*** Opening of Data for this task ***

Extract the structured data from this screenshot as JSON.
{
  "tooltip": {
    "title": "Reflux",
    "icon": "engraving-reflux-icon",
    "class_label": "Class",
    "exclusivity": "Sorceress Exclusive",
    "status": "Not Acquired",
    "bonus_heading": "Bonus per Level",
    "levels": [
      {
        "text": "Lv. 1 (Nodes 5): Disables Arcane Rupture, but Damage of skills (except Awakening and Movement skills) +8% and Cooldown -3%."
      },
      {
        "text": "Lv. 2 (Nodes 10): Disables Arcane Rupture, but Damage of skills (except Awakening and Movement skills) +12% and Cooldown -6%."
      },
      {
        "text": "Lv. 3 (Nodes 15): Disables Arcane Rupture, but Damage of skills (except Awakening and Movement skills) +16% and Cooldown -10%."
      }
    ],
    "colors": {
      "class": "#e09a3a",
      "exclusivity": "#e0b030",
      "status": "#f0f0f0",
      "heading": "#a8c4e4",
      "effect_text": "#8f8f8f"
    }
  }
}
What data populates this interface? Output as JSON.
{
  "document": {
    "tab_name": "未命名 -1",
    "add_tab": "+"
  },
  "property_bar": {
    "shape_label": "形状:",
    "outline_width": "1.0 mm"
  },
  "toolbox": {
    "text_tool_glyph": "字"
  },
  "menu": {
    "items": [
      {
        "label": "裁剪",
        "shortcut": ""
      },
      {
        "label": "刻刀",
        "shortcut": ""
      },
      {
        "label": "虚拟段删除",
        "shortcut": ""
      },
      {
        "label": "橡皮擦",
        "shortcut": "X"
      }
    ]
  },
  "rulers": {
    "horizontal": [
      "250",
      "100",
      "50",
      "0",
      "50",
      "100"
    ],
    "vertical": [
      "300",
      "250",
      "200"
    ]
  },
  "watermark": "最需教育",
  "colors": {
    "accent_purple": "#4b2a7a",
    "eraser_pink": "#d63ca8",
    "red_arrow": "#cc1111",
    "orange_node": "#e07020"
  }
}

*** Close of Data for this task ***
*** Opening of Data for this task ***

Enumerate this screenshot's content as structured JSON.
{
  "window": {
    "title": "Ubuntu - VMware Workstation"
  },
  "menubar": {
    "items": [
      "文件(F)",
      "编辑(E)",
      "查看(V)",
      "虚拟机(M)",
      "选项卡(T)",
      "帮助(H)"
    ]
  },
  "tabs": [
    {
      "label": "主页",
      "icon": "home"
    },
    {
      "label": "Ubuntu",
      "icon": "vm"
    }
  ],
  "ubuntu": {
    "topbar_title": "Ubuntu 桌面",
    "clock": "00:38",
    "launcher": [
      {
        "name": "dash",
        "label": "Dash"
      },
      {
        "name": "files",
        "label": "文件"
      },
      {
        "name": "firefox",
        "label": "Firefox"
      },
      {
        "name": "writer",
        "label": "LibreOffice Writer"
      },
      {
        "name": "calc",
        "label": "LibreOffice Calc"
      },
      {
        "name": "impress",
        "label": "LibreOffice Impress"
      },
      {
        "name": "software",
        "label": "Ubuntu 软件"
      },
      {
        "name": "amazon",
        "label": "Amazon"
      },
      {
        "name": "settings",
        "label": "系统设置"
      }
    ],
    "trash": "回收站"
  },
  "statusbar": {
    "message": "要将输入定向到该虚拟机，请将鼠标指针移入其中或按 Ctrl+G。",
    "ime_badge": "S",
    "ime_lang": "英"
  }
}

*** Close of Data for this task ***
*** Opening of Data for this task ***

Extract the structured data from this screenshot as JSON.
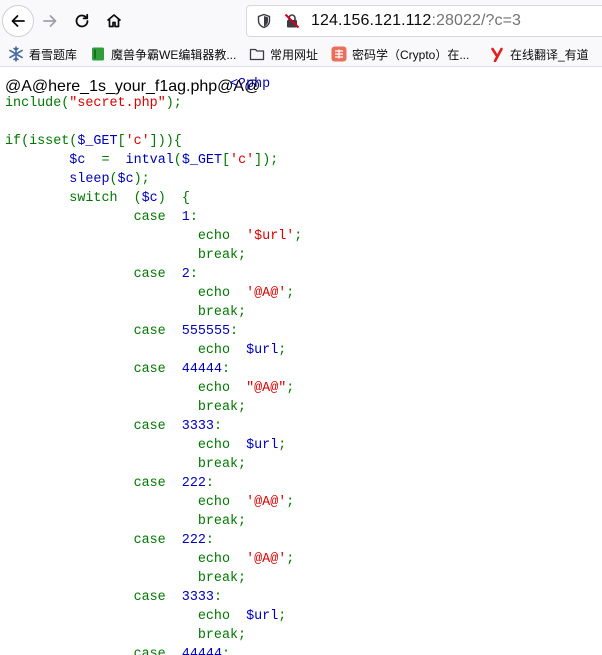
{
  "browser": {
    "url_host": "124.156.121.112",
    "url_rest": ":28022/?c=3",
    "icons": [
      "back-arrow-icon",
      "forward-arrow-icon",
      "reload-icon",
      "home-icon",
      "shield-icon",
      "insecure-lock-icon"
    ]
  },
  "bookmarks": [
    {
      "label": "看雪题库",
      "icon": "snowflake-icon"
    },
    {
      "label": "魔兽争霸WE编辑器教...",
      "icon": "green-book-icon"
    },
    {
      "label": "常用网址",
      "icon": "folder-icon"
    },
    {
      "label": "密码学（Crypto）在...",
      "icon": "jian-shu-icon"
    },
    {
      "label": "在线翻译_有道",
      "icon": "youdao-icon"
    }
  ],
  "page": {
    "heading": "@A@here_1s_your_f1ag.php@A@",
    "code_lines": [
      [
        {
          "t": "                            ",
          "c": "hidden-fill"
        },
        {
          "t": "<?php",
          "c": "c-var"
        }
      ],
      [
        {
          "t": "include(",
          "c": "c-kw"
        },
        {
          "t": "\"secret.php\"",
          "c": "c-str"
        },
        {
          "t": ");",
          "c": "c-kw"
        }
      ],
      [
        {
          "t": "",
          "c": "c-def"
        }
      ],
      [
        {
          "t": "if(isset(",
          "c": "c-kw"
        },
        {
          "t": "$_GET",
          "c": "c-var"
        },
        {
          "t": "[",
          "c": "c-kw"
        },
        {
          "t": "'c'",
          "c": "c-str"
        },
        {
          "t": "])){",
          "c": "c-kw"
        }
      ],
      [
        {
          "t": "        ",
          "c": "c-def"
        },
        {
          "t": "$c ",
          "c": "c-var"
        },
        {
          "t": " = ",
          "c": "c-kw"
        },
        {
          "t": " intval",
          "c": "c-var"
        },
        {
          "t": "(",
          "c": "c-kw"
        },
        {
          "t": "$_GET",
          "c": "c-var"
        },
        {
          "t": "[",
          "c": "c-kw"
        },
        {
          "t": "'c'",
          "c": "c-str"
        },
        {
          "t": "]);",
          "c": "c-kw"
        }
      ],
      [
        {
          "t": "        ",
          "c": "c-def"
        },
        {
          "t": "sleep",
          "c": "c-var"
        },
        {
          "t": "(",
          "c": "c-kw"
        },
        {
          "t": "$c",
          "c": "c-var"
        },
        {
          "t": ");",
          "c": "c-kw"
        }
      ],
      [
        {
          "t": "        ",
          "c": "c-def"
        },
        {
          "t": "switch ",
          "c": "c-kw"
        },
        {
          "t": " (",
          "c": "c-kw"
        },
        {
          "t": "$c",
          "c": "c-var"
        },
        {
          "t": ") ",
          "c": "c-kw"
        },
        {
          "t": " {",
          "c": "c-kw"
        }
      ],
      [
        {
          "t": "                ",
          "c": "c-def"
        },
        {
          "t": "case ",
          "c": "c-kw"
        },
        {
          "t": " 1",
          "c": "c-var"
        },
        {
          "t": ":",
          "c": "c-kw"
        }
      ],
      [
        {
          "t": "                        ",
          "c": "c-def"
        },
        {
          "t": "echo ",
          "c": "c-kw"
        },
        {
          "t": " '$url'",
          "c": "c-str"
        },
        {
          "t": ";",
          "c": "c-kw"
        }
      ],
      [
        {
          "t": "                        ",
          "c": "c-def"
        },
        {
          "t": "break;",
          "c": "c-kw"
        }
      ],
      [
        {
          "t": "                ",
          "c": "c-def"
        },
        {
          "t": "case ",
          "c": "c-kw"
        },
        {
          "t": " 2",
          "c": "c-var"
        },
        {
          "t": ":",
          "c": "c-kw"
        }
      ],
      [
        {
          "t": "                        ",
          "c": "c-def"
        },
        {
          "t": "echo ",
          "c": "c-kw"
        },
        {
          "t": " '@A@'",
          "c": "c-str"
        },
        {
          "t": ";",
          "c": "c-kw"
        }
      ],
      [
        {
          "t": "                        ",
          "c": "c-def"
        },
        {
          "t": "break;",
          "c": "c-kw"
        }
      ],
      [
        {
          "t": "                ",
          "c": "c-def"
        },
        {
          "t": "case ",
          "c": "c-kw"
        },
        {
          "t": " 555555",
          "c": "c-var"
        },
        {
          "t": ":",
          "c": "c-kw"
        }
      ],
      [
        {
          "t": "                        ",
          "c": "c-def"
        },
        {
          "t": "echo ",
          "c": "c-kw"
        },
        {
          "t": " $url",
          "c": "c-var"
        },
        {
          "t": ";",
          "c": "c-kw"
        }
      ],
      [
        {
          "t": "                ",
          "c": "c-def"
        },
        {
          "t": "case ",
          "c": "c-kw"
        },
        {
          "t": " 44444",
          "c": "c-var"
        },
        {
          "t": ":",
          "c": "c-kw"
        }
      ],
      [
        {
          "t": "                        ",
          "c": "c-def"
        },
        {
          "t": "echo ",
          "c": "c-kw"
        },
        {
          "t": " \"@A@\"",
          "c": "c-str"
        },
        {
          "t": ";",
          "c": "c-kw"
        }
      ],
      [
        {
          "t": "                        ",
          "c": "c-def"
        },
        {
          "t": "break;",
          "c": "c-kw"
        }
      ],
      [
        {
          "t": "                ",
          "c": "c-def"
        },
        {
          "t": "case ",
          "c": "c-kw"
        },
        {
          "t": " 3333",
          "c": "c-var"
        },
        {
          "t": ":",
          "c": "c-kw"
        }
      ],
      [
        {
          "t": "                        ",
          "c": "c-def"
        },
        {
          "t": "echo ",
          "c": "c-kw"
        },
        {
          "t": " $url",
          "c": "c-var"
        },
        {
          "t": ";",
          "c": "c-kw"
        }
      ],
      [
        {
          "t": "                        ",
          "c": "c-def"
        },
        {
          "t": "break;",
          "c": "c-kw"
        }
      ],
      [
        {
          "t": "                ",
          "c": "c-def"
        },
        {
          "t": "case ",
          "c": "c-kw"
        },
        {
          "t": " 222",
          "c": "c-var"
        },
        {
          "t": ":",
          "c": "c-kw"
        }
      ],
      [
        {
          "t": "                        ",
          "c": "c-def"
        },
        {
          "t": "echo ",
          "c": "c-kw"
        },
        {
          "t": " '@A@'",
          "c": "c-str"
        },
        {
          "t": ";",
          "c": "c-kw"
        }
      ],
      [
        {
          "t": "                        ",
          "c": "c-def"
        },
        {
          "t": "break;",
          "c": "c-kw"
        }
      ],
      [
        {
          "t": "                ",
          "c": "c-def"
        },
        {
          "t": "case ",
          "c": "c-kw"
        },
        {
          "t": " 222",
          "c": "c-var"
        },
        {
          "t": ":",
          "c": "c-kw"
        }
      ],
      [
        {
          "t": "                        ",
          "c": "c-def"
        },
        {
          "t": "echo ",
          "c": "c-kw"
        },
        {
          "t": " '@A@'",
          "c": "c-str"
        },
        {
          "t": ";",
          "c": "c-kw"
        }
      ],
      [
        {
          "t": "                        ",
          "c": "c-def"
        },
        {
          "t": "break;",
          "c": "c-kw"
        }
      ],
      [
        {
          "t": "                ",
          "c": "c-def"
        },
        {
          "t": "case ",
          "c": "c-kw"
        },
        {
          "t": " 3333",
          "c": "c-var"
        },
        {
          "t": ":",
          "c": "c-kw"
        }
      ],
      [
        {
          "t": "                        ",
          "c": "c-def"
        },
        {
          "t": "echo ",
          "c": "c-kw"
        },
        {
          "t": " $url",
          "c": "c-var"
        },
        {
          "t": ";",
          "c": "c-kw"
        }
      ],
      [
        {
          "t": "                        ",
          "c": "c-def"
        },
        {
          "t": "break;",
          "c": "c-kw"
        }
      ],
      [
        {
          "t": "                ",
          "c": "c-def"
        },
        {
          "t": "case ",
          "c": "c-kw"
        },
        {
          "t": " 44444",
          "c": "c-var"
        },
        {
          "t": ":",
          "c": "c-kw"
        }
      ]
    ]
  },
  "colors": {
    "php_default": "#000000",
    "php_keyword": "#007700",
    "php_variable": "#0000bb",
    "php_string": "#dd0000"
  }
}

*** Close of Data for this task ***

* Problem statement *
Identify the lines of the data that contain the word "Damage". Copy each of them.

* Task response *
        "text": "Lv. 1 (Nodes 5): Disables Arcane Rupture, but Damage of skills (except Awakening and Movement skills) +8% and Cooldown -3%."
        "text": "Lv. 2 (Nodes 10): Disables Arcane Rupture, but Damage of skills (except Awakening and Movement skills) +12% and Cooldown -6%."
        "text": "Lv. 3 (Nodes 15): Disables Arcane Rupture, but Damage of skills (except Awakening and Movement skills) +16% and Cooldown -10%."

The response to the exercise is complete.